The government continues to deal with the backlog of arrears it met when it came into office “that continue to throw us off balance”, Deputy Prime Minister and Minister of Finance Peter Turnquest said Friday, adding that the taxes it has not been able to collect from the gaming houses, due to a dispute, have put the government off its projected targets.
Turnquest told reporters that government revenue is below what was anticipated at this juncture in the fiscal year. However, he said those shortfalls should lessen as issues with the implementation of the value-added tax increase to 12 percent “start to settle”.
Turnquest insisted that the government intends to collect the revenue owed to it by the gaming industry.
He said he is disappointed by the stance the industry has taken, as the government and gaming operators seek an understanding on the tax increase the government attempted to impose on the gaming industry during the 2018/2019 national budget.
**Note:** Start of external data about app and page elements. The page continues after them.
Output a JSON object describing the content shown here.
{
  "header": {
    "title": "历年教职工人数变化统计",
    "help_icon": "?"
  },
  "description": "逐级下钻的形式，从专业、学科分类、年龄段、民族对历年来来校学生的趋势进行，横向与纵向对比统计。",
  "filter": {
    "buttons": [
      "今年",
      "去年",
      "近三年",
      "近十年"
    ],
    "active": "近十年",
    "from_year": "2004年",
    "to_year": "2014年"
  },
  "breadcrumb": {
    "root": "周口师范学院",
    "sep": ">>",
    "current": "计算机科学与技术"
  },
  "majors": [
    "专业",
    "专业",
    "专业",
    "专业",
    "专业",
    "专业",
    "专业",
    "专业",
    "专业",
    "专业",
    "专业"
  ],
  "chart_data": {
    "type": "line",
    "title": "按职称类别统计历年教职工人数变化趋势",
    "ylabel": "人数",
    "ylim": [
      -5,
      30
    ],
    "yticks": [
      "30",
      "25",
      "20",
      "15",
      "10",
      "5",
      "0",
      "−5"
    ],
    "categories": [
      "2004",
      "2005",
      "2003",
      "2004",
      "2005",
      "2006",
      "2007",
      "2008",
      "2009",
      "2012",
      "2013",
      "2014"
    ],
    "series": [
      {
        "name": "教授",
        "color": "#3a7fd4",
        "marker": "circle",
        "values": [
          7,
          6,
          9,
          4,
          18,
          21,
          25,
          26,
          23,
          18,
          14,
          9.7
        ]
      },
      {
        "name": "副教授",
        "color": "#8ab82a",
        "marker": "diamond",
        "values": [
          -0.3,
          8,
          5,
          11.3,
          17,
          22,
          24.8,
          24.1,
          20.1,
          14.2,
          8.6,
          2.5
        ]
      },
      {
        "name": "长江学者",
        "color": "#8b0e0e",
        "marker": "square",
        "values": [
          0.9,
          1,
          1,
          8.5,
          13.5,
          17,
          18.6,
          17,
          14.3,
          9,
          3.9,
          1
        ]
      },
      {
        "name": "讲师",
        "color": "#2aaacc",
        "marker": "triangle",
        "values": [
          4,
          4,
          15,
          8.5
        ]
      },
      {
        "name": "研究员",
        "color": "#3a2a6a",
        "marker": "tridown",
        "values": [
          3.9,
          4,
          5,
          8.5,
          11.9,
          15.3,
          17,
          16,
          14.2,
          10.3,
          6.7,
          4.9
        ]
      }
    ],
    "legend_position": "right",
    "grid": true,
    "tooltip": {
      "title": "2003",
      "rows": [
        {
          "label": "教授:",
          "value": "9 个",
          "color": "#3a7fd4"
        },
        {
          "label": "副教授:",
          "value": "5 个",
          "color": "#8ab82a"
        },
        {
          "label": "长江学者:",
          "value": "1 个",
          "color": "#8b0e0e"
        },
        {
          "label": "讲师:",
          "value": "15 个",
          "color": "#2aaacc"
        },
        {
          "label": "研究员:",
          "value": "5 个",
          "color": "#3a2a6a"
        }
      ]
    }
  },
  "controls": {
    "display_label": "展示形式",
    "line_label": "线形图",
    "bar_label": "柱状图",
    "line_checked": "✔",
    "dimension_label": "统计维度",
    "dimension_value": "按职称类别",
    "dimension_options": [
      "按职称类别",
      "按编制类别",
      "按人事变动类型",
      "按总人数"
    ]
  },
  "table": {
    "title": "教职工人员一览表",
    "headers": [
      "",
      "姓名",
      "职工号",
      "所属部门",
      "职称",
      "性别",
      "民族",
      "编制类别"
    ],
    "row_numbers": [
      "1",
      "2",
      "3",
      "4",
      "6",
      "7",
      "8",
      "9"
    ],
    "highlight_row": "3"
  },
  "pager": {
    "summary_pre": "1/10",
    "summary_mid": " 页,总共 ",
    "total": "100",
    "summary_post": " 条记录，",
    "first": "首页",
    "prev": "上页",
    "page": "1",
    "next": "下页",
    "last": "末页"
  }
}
The gaming industry has not yet accepted the tax increase and continues to fight it.
However, Turnquest said that, “at the end of the day we expect that the government’s revenue will be collected”.
“Revenue lost to date [from the gaming houses] is a significant number… We do anticipate collecting every penny of the government’s revenue,” said Turnquest.
Turnquest said, despite the current shortfall, the government expects to come in very close to its projection by the end of this fiscal year, and it also expects to be in line with its three-year fiscal plan.
“The way that [past governments] had been operating, the finances of the country hadn’t been sustainable,” Turnquest said.
“We have put in place a deliberate strategy to get our fiscal house in order.
“As a government led by the prime minister, we are resolute about putting the economy on a path that is sustainable, that will lead to the empowerment of our people and strengthen the infrastructure and institutions of our country so that they are sustainable for the long-term.”
He added that if this country is not on sound financial footing, it will not be in a position of strength when negotiating with other countries.